Of course, season four was also about the faithful viewers of Southland coming to terms with the personal struggles of our favorite characters. In an episode appropriately titled “Identity,” Cooper works hard to save a gay kid from jumping off a building. He gives a memorable speech in which he discloses his own identity and tries to give the boy hope:

As has become a pattern in the show by this point, everything does not work out. Cooper saves the boy in the moment, but he commits suicide by the end of the episode anyhow. Tang and Cooper build a strong relationship with each other, but it can’t weather the intense pressure of deciding what level of discretion we ought to allow police officers. Season four ended with plenty up in the air. As the show enters its fifth season, it will no doubt continue to grow out of the police procedural paradigm and into its own pseudo-genre.

The special features presented for season four consist of a few deleted scenes. This seems skimpy for a show that offered so much rich material for thought with so much time between seasons.
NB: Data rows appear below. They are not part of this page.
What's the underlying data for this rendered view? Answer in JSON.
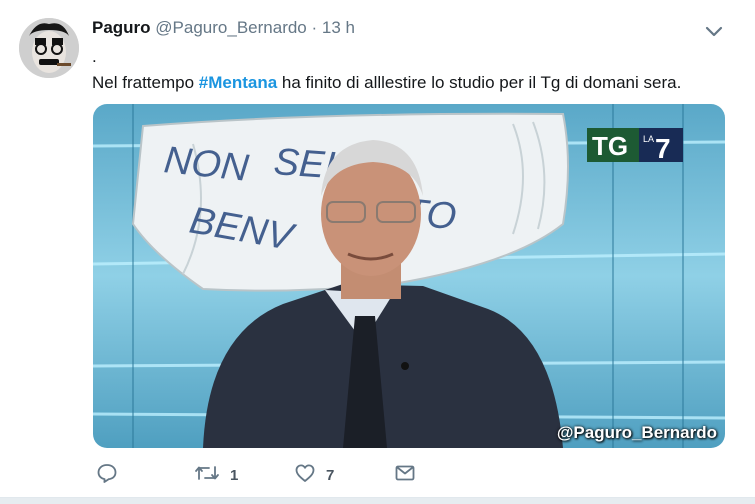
{
  "tweet": {
    "name": "Paguro",
    "handle": "@Paguro_Bernardo",
    "separator": "·",
    "time": "13 h",
    "text_line1": ".",
    "text_prefix": "Nel frattempo ",
    "hashtag": "#Mentana",
    "text_suffix": " ha finito di alllestire lo studio per il Tg di domani sera.",
    "media_watermark": "@Paguro_Bernardo",
    "logo_tg": "TG",
    "logo_la": "LA",
    "logo_7": "7"
  },
  "actions": {
    "reply_count": "",
    "retweet_count": "1",
    "like_count": "7"
  },
  "icons": [
    "chevron-down-icon",
    "reply-icon",
    "retweet-icon",
    "like-icon",
    "message-icon"
  ],
  "colors": {
    "hashtag": "#1b95e0",
    "muted": "#657786",
    "name": "#14171a"
  }
}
Dedicated viewers will likely expect a little more from the special features, especially since TNT worked so diligently to produce “inside the episode” videos with Michael Cudlitz.

Nonetheless, the Southland Complete Seasons 2, 3 and 4 DVD set is a worthwhile investment for fans of the show in particular and the crime television genre as a whole. While the show breaks the conventions long-honored by cop shows, it manages to do so in a way that doesn’t compromise the integrity of characters. Most notably, the show works to constantly blur the lines between what is good and bad, what is right and wrong. As the police technical adviser for the show reminds us in a season two special feature, policing happens in the grey.